==== Entries provided ====

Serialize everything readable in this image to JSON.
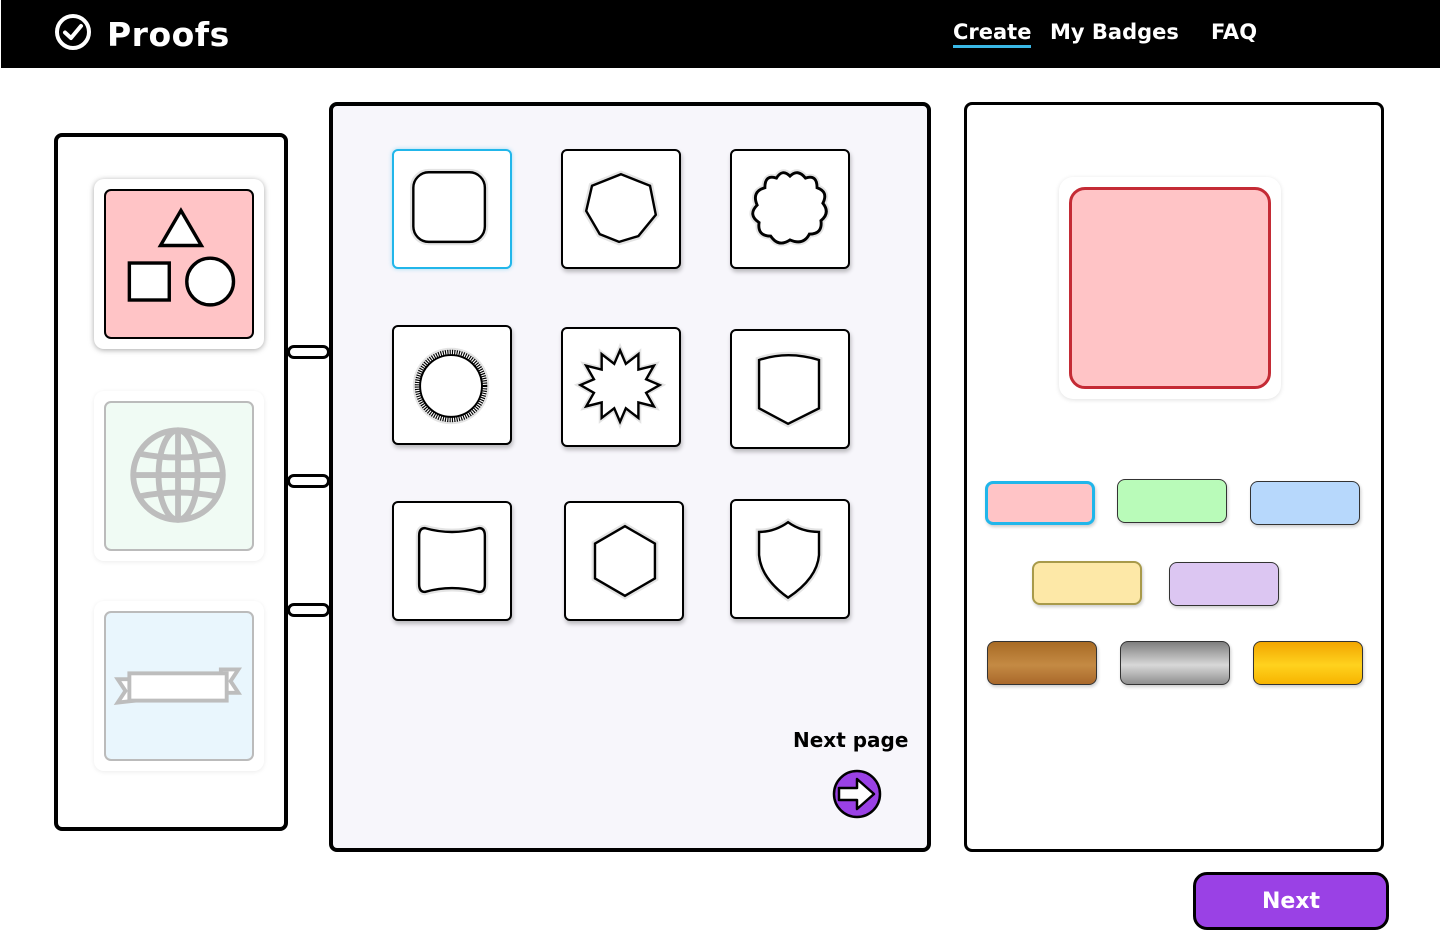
{
  "header": {
    "brand": "Proofs",
    "brand_icon": "check-circle-icon",
    "nav": [
      {
        "label": "Create",
        "active": true
      },
      {
        "label": "My Badges",
        "active": false
      },
      {
        "label": "FAQ",
        "active": false
      }
    ],
    "accent_color": "#39b8e6"
  },
  "categories": [
    {
      "name": "shapes",
      "icon": "shapes-icon",
      "selected": true,
      "bg": "#ffc4c6"
    },
    {
      "name": "globe",
      "icon": "globe-icon",
      "selected": false,
      "bg": "#f0fbf4"
    },
    {
      "name": "ribbon",
      "icon": "ribbon-icon",
      "selected": false,
      "bg": "#e9f6fd"
    }
  ],
  "shapes": [
    {
      "id": "rounded-square",
      "selected": true
    },
    {
      "id": "heptagon",
      "selected": false
    },
    {
      "id": "scalloped-flower",
      "selected": false
    },
    {
      "id": "serrated-circle",
      "selected": false
    },
    {
      "id": "starburst",
      "selected": false
    },
    {
      "id": "pointed-shield",
      "selected": false
    },
    {
      "id": "bracket-label",
      "selected": false
    },
    {
      "id": "hexagon",
      "selected": false
    },
    {
      "id": "shield",
      "selected": false
    }
  ],
  "pagination": {
    "next_page_label": "Next page",
    "next_page_icon": "arrow-right-icon"
  },
  "preview": {
    "fill": "#ffc4c6",
    "stroke": "#c42b35"
  },
  "colors": [
    {
      "name": "pink",
      "fill": "#ffc4c6",
      "selected": true
    },
    {
      "name": "green",
      "fill": "#b9fbb9",
      "selected": false
    },
    {
      "name": "blue",
      "fill": "#b7d8fc",
      "selected": false
    },
    {
      "name": "yellow",
      "fill": "#fde8a7",
      "border": "#a89a4a",
      "selected": false
    },
    {
      "name": "lavender",
      "fill": "#dcc6f2",
      "selected": false
    },
    {
      "name": "bronze",
      "gradient": "linear-gradient(180deg,#a86b24 0%,#c48a44 55%,#a9682a 100%)",
      "selected": false
    },
    {
      "name": "silver",
      "gradient": "linear-gradient(180deg,#7e7e7e 0%,#d8d8d8 55%,#8f8f8f 100%)",
      "selected": false
    },
    {
      "name": "gold",
      "gradient": "linear-gradient(180deg,#f2a600 0%,#ffd21e 55%,#f7b400 100%)",
      "selected": false
    }
  ],
  "actions": {
    "next_label": "Next",
    "next_color": "#9a41e5"
  }
}
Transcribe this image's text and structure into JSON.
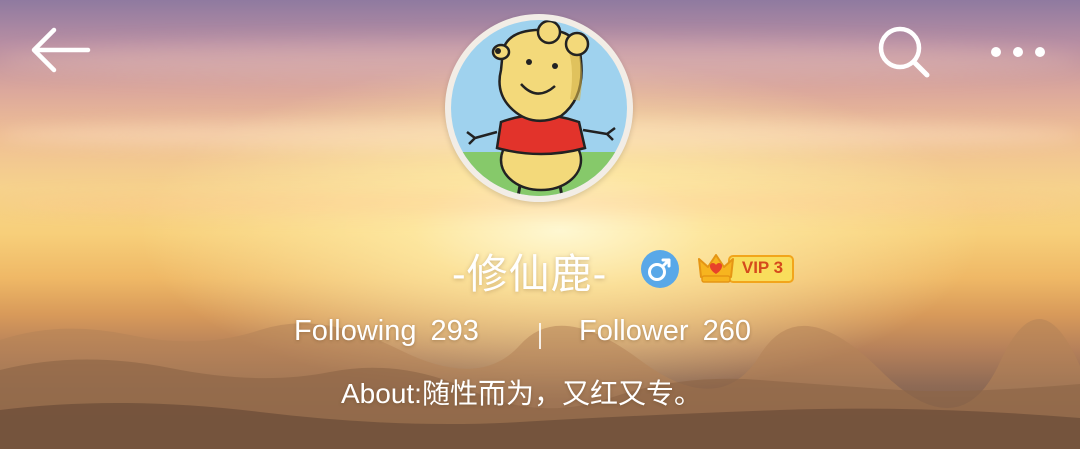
{
  "header": {
    "back_icon": "arrow-left-icon",
    "search_icon": "search-icon",
    "more_icon": "more-horizontal-icon"
  },
  "profile": {
    "avatar_icon": "cartoon-bear-avatar",
    "username": "-修仙鹿-",
    "gender_icon": "male-icon",
    "gender_color": "#59a8e8",
    "vip_icon": "crown-icon",
    "vip_label": "VIP 3",
    "vip_color": "#f7b41f",
    "following_label": "Following",
    "following_count": "293",
    "divider": "|",
    "follower_label": "Follower",
    "follower_count": "260",
    "about": "About:随性而为，又红又专。"
  }
}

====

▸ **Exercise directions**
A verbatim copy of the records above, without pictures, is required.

▸ **Written answer**
Serialize everything readable in this image to JSON.
{
  "header": {
    "brand": "Proofs",
    "brand_icon": "check-circle-icon",
    "nav": [
      {
        "label": "Create",
        "active": true
      },
      {
        "label": "My Badges",
        "active": false
      },
      {
        "label": "FAQ",
        "active": false
      }
    ],
    "accent_color": "#39b8e6"
  },
  "categories": [
    {
      "name": "shapes",
      "icon": "shapes-icon",
      "selected": true,
      "bg": "#ffc4c6"
    },
    {
      "name": "globe",
      "icon": "globe-icon",
      "selected": false,
      "bg": "#f0fbf4"
    },
    {
      "name": "ribbon",
      "icon": "ribbon-icon",
      "selected": false,
      "bg": "#e9f6fd"
    }
  ],
  "shapes": [
    {
      "id": "rounded-square",
      "selected": true
    },
    {
      "id": "heptagon",
      "selected": false
    },
    {
      "id": "scalloped-flower",
      "selected": false
    },
    {
      "id": "serrated-circle",
      "selected": false
    },
    {
      "id": "starburst",
      "selected": false
    },
    {
      "id": "pointed-shield",
      "selected": false
    },
    {
      "id": "bracket-label",
      "selected": false
    },
    {
      "id": "hexagon",
      "selected": false
    },
    {
      "id": "shield",
      "selected": false
    }
  ],
  "pagination": {
    "next_page_label": "Next page",
    "next_page_icon": "arrow-right-icon"
  },
  "preview": {
    "fill": "#ffc4c6",
    "stroke": "#c42b35"
  },
  "colors": [
    {
      "name": "pink",
      "fill": "#ffc4c6",
      "selected": true
    },
    {
      "name": "green",
      "fill": "#b9fbb9",
      "selected": false
    },
    {
      "name": "blue",
      "fill": "#b7d8fc",
      "selected": false
    },
    {
      "name": "yellow",
      "fill": "#fde8a7",
      "border": "#a89a4a",
      "selected": false
    },
    {
      "name": "lavender",
      "fill": "#dcc6f2",
      "selected": false
    },
    {
      "name": "bronze",
      "gradient": "linear-gradient(180deg,#a86b24 0%,#c48a44 55%,#a9682a 100%)",
      "selected": false
    },
    {
      "name": "silver",
      "gradient": "linear-gradient(180deg,#7e7e7e 0%,#d8d8d8 55%,#8f8f8f 100%)",
      "selected": false
    },
    {
      "name": "gold",
      "gradient": "linear-gradient(180deg,#f2a600 0%,#ffd21e 55%,#f7b400 100%)",
      "selected": false
    }
  ],
  "actions": {
    "next_label": "Next",
    "next_color": "#9a41e5"
  }
}
Transcribe this image's text and structure into JSON.
{
  "header": {
    "back_icon": "arrow-left-icon",
    "search_icon": "search-icon",
    "more_icon": "more-horizontal-icon"
  },
  "profile": {
    "avatar_icon": "cartoon-bear-avatar",
    "username": "-修仙鹿-",
    "gender_icon": "male-icon",
    "gender_color": "#59a8e8",
    "vip_icon": "crown-icon",
    "vip_label": "VIP 3",
    "vip_color": "#f7b41f",
    "following_label": "Following",
    "following_count": "293",
    "divider": "|",
    "follower_label": "Follower",
    "follower_count": "260",
    "about": "About:随性而为，又红又专。"
  }
}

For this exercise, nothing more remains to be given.